This week I expanded my fermentation repertoire into lacto-fermented salsa. I’d not fermented anything involving fruit (tomatoes are really a fruit) before, so this was a new experience. I learned that fruit-based ferments progress quicker than vegetable-based ones, so I expected to see some results early on. Additionally, it’s pretty warm right now, and that ambient heat also encourages a quicker fermentation. I love salsa, and thought I’d enjoy a lacto-fermented one, but had no idea just how delicious it would be!
This is a timely dish because tomatoes are in season. Summer tomatoes are one of the true joys of the season. They taste so amazing right now. Canned tomatoes can be used, but they are nothing like fresh tomatoes.
So why make fermented salsa? Well, the lactobacilli helps to increase the digestibility of the salsa, plus the increased levels of vitamins and enzymes go way up. The lactic acid helps it to not spoil, and helps promote a healthy gut with the natural probiotics that develop.
This is a pretty easy recipe to prepare without a food processor, but if you have one (or a stick blender even), preparing this salsa will come together in a jiffy. I like chopping things by hand, so I was fine with doing it manually, but if I ever get myself a food processor, I’ll try it that way, too.
This salsa tastes like summer and has a delicious tang to it from the fermentation. I actually took it with me as an example item for my talk on traditional foods for Queens Holistic Moms, and it was very well received! People loved it, and went back for second and third tastes. I was really happy about that!
The whey works really well with it, too.
Adapted from a recipe by Cheeseslave. Directions for the salsa using a food processor can be found here.
1-2 serranos or 1/2-1 jalapenos (I used about 1/4 tsp dried Aleppo pepper flakes)
4 medium fresh tomatoes, or 2 pounds canned tomatoes, organic if possible
1 medium white onion, organic if possible
1 garlic cloves
2 limes, organic if possible
1 tablespoon sea salt
4 tablespoons whey (or, if you don’t have any whey, use an additional 1 tablespoon salt)
1 bunch fresh cilantro
If you are using fresh chiles, consider wearing gloves, especially if you are sensitive to the capsaicin, the stuff in peppers that makes them hot. Cut open the chiles and discard the stems and seeds. Set aside.

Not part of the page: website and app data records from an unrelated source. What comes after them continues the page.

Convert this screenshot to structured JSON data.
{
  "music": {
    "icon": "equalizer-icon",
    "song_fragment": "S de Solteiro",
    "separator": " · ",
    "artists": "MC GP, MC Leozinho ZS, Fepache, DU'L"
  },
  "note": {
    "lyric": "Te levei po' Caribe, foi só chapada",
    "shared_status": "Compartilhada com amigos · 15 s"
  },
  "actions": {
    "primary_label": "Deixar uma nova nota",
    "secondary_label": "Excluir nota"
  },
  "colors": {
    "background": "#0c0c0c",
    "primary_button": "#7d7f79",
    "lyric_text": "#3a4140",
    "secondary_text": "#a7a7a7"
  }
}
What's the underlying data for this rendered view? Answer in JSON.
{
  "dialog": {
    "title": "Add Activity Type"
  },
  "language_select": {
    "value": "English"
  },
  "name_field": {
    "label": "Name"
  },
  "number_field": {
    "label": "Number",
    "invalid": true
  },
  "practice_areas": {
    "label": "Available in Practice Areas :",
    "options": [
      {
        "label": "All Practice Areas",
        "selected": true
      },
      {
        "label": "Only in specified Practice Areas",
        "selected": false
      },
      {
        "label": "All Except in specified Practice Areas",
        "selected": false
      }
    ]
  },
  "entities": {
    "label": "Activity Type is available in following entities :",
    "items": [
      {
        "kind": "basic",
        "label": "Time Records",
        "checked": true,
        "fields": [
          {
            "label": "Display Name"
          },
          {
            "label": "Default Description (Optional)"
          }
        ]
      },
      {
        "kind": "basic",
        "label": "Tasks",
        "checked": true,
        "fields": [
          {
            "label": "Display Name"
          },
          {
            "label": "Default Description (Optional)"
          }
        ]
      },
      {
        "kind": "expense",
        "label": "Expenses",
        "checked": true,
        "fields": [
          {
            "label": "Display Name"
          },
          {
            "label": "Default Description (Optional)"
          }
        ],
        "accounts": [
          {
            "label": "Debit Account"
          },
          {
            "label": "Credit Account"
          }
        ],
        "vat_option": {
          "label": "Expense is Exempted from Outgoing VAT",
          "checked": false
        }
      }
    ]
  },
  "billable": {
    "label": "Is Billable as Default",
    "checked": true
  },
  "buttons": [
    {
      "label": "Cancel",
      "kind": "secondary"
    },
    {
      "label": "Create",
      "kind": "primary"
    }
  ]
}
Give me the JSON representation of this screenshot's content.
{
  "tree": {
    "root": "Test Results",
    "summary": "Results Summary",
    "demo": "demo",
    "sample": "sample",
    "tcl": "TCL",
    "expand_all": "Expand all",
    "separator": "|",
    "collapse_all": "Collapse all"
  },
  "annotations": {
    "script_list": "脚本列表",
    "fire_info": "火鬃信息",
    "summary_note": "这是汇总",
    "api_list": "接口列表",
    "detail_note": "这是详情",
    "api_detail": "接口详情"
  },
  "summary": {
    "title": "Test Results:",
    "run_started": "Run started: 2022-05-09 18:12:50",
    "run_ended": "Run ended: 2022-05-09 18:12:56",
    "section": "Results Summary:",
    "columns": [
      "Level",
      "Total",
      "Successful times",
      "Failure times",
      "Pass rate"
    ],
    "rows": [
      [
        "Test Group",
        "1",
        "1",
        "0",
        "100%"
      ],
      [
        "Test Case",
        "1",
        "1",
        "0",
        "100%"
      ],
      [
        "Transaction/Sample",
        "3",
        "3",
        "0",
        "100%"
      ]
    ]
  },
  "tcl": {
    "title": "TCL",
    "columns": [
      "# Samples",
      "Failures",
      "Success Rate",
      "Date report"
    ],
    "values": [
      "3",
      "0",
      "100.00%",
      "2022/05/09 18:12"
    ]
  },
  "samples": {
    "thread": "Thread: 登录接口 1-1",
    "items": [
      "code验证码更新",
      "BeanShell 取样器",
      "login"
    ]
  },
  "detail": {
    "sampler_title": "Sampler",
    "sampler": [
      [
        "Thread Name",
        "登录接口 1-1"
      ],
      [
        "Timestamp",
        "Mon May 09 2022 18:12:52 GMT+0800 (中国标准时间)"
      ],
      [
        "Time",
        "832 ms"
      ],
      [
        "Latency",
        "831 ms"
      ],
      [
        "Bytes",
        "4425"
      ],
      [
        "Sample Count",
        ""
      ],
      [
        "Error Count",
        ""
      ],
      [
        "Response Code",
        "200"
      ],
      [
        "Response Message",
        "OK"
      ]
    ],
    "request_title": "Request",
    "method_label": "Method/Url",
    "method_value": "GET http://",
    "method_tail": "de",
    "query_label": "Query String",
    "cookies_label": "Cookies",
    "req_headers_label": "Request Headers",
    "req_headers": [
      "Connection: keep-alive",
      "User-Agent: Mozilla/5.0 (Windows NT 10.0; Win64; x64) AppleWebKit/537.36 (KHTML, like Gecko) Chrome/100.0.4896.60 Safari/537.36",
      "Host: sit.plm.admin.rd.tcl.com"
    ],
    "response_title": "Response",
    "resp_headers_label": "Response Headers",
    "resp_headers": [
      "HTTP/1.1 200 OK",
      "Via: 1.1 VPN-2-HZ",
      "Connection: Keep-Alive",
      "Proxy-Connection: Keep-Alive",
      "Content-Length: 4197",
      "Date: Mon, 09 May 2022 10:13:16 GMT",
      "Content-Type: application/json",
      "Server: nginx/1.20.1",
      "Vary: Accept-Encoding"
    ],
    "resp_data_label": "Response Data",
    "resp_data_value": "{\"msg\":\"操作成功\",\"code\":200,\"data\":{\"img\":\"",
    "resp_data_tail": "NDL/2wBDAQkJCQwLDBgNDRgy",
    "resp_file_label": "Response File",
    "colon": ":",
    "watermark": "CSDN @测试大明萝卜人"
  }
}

If using fresh tomatoes, peel and de-seed them: Fill a large saucepan halfway with water, set on high heat and bring to a boil. Cut an X in the bottom (blossom end) of the tomato, and carefully set them in the saucepan for 5-10 seconds, then remove with a slotted spoon or tongs and place in an ice bath. Cool and peel.
Cut tomatoes in half and gently squeeze out the seeds, or scoop out with a spoon, and discard. Chop finely.
Peel and cut the onion into small dice. Peel and mince or crush the garlic.
Rinse, dry and chop the cilantro, discarding the stems.
Squeeze the limes and add the juice.
Add the sea salt and whey.
Mix everything together.
Transfer to quart-sized mason jar. Add a little filtered water if necessary (if you like it more liquid and it’s too chunky). If you add water, put the lid on and shake it up so it’s incorporated. Make sure to leave at least an inch of space from the top of the jar.
Cover and keep at room temperature for 2-3 days before transferring to the fridge. Salsa will keep for weeks or months in fridge.
This post is participating in Fight Back Friday, hosted by Food Renegade.